(Data about app and page elements)
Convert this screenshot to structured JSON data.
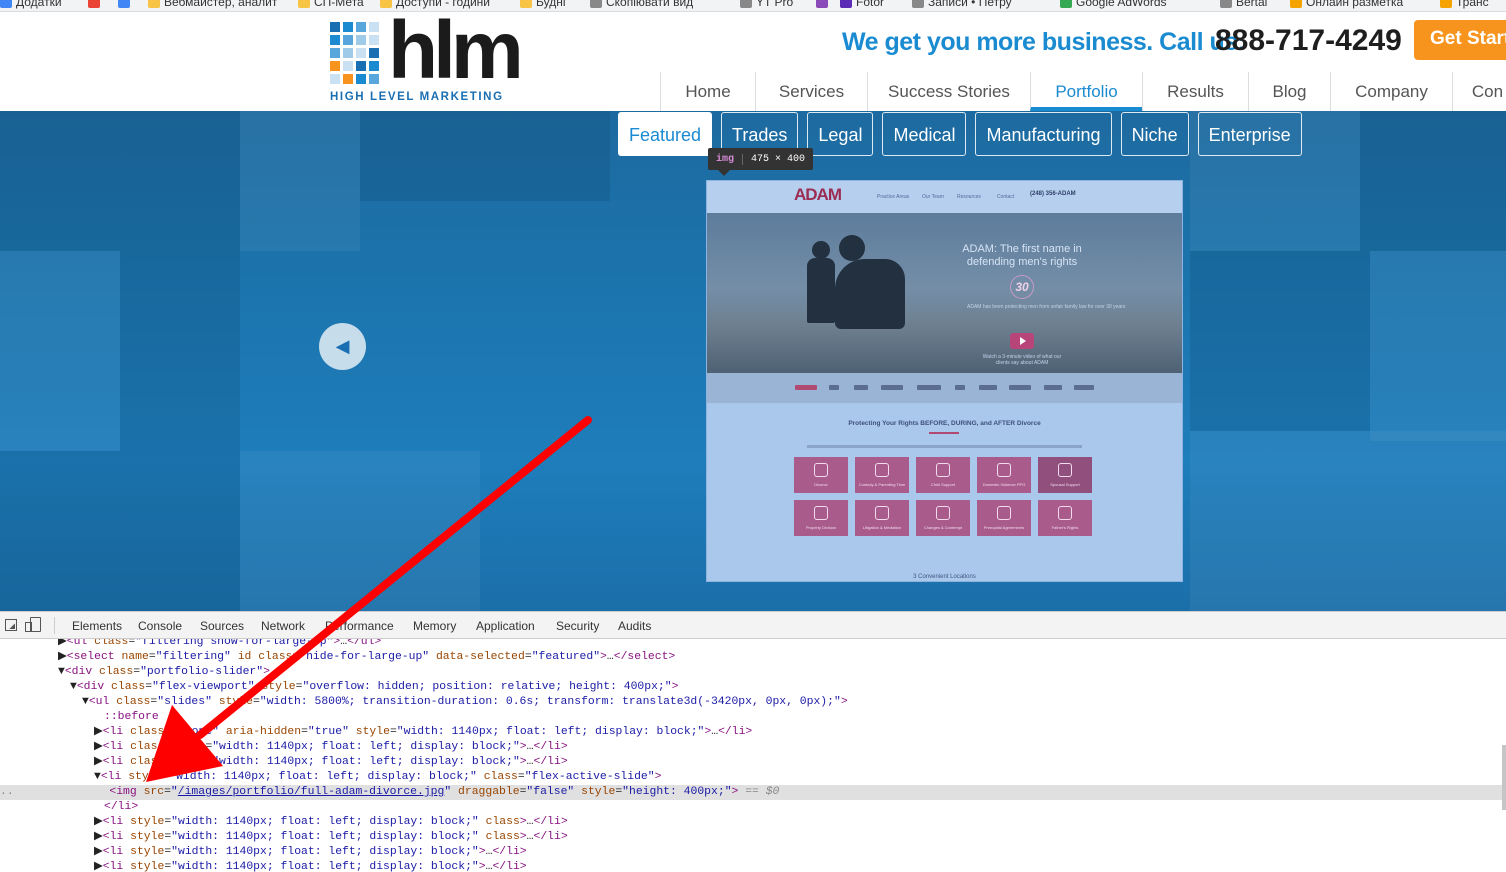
{
  "bookmarks": [
    {
      "label": "Додатки",
      "color": "#4285f4"
    },
    {
      "label": "",
      "color": "#ea4335"
    },
    {
      "label": "",
      "color": "#4285f4"
    },
    {
      "label": "Вебмайстер, аналит",
      "color": "#f7c443"
    },
    {
      "label": "СП-Мета",
      "color": "#f7c443"
    },
    {
      "label": "Доступи - години",
      "color": "#f7c443"
    },
    {
      "label": "Будні",
      "color": "#f7c443"
    },
    {
      "label": "Скопіювати вид",
      "color": "#888888"
    },
    {
      "label": "YT Pro",
      "color": "#888888"
    },
    {
      "label": "",
      "color": "#8a4ab8"
    },
    {
      "label": "Fotor",
      "color": "#5b2bb5"
    },
    {
      "label": "Записи • Петру",
      "color": "#888888"
    },
    {
      "label": "Google AdWords",
      "color": "#34a853"
    },
    {
      "label": "Bertal",
      "color": "#888888"
    },
    {
      "label": "Онлайн разметка",
      "color": "#f4a300"
    },
    {
      "label": "Транс",
      "color": "#f4a300"
    }
  ],
  "header": {
    "logo_text": "hlm",
    "logo_sub": "HIGH LEVEL MARKETING",
    "tagline": "We get you more business. Call us:",
    "phone": "888-717-4249",
    "cta": "Get Started",
    "nav": [
      "Home",
      "Services",
      "Success Stories",
      "Portfolio",
      "Results",
      "Blog",
      "Company",
      "Con"
    ],
    "active_nav": "Portfolio"
  },
  "portfolio": {
    "filters": [
      "Featured",
      "Trades",
      "Legal",
      "Medical",
      "Manufacturing",
      "Niche",
      "Enterprise"
    ],
    "active_filter": "Featured",
    "tooltip_tag": "img",
    "tooltip_dim": "475 × 400",
    "prev_glyph": "◀"
  },
  "adam_site": {
    "logo": "ADAM",
    "nav": [
      "Practice Areas",
      "Our Team",
      "Resources",
      "Contact"
    ],
    "phone": "(248) 356-ADAM",
    "hero_title": "ADAM: The first name in defending men's rights",
    "badge": "30",
    "hero_body": "ADAM has been protecting men from unfair family law for over 30 years",
    "play_caption": "Watch a 3-minute video of what our clients say about ADAM",
    "section_title": "Protecting Your Rights BEFORE, DURING, and AFTER Divorce",
    "tiles": [
      "Divorce",
      "Custody & Parenting Time",
      "Child Support",
      "Domestic Violence PPO",
      "Spousal Support",
      "Property Division",
      "Litigation & Mediation",
      "Changes & Contempt",
      "Prenuptial Agreements",
      "Father's Rights"
    ],
    "footer": "3 Convenient Locations"
  },
  "devtools": {
    "tabs": [
      "Elements",
      "Console",
      "Sources",
      "Network",
      "Performance",
      "Memory",
      "Application",
      "Security",
      "Audits"
    ]
  },
  "colors": {
    "brand_blue": "#1a8bd1",
    "cta_orange": "#f7941d",
    "hero_blue": "#1c74ad",
    "arrow_red": "#ff0000"
  }
}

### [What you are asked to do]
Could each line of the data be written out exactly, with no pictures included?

### [Expected answer]
Convert this screenshot to structured JSON data.
{
  "bookmarks": [
    {
      "label": "Додатки",
      "color": "#4285f4"
    },
    {
      "label": "",
      "color": "#ea4335"
    },
    {
      "label": "",
      "color": "#4285f4"
    },
    {
      "label": "Вебмайстер, аналит",
      "color": "#f7c443"
    },
    {
      "label": "СП-Мета",
      "color": "#f7c443"
    },
    {
      "label": "Доступи - години",
      "color": "#f7c443"
    },
    {
      "label": "Будні",
      "color": "#f7c443"
    },
    {
      "label": "Скопіювати вид",
      "color": "#888888"
    },
    {
      "label": "YT Pro",
      "color": "#888888"
    },
    {
      "label": "",
      "color": "#8a4ab8"
    },
    {
      "label": "Fotor",
      "color": "#5b2bb5"
    },
    {
      "label": "Записи • Петру",
      "color": "#888888"
    },
    {
      "label": "Google AdWords",
      "color": "#34a853"
    },
    {
      "label": "Bertal",
      "color": "#888888"
    },
    {
      "label": "Онлайн разметка",
      "color": "#f4a300"
    },
    {
      "label": "Транс",
      "color": "#f4a300"
    }
  ],
  "header": {
    "logo_text": "hlm",
    "logo_sub": "HIGH LEVEL MARKETING",
    "tagline": "We get you more business. Call us:",
    "phone": "888-717-4249",
    "cta": "Get Started",
    "nav": [
      "Home",
      "Services",
      "Success Stories",
      "Portfolio",
      "Results",
      "Blog",
      "Company",
      "Con"
    ],
    "active_nav": "Portfolio"
  },
  "portfolio": {
    "filters": [
      "Featured",
      "Trades",
      "Legal",
      "Medical",
      "Manufacturing",
      "Niche",
      "Enterprise"
    ],
    "active_filter": "Featured",
    "tooltip_tag": "img",
    "tooltip_dim": "475 × 400",
    "prev_glyph": "◀"
  },
  "adam_site": {
    "logo": "ADAM",
    "nav": [
      "Practice Areas",
      "Our Team",
      "Resources",
      "Contact"
    ],
    "phone": "(248) 356-ADAM",
    "hero_title": "ADAM: The first name in defending men's rights",
    "badge": "30",
    "hero_body": "ADAM has been protecting men from unfair family law for over 30 years",
    "play_caption": "Watch a 3-minute video of what our clients say about ADAM",
    "section_title": "Protecting Your Rights BEFORE, DURING, and AFTER Divorce",
    "tiles": [
      "Divorce",
      "Custody & Parenting Time",
      "Child Support",
      "Domestic Violence PPO",
      "Spousal Support",
      "Property Division",
      "Litigation & Mediation",
      "Changes & Contempt",
      "Prenuptial Agreements",
      "Father's Rights"
    ],
    "footer": "3 Convenient Locations"
  },
  "devtools": {
    "tabs": [
      "Elements",
      "Console",
      "Sources",
      "Network",
      "Performance",
      "Memory",
      "Application",
      "Security",
      "Audits"
    ]
  },
  "colors": {
    "brand_blue": "#1a8bd1",
    "cta_orange": "#f7941d",
    "hero_blue": "#1c74ad",
    "arrow_red": "#ff0000"
  }
}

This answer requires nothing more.